The next “a-hah!” moment for me in understanding geophysics came in 1965 with a paper by J. Tuzo Wilson, “A new class of faults and their bearing on continental drift.” At the time it seemed a light had gone off in my head, even though by then I was deeply enmeshed in ice fog studies.

The red lines are spreading centers; the blue line is a transform fault which has its origin in the offset between portions of the spreading center. The part of the transform fault between the offset segments is active; the plates are sliding past each other. The parts to either side are "fossil"--although the offsets are still visible, there is no movement.

Up to that point, it was assumed that if a feature—such as a stream, a mountain range, or a magnetic stripe—was displaced by a fault, it was evidence that they had once been continuous, and movement along the fault had separated them. This paper suggested the existence of a new kind of fault, now called a transform fault, where the apparent displacement was due to an offset in a spreading center. Spreading centers were themselves new, though grabens (places where the crust on either side was moving apart, resulting in a downdropped block in the middle) had previously been recognized.

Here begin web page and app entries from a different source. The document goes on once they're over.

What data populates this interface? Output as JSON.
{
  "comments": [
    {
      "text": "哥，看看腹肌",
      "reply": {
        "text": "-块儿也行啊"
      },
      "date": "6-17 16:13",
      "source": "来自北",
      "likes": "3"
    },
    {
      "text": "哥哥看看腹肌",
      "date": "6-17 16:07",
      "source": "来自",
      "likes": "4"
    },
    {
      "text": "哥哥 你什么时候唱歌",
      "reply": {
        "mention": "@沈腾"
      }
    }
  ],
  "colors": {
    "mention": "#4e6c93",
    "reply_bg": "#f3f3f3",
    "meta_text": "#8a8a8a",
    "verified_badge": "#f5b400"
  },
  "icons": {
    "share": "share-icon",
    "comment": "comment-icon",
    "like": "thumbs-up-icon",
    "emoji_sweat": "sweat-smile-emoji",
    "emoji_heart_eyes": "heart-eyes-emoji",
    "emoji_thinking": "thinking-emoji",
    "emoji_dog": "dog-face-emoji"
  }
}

Suddenly the apparent faults in the Pacific Ocean floor, faults that stopped at the coast, made sense. The rocks on either side of the transform fault did not move relative to each other. The only motion was between the offsets on the spreading center.

We now know that plates are bounded by three kinds of faults:

Spreading centers, where plates move apart,

Converging boundaries, where plates collide,

Transform boundaries, which often connect the two, and allow plates to slide past each other.

The familiar faults such as the San Andreas are the active portions of transform faults, but the offset magnetic stripes in the Pacific are generally the “fossil” parts of transform faults. Looked at this way, the “end” of an active fault makes sense: it is where the transform fault joins another type of fault to make part of a plate boundary.

The full plate tectonics hypothesis had not yet been fully formulated, but the essential pieces had been found.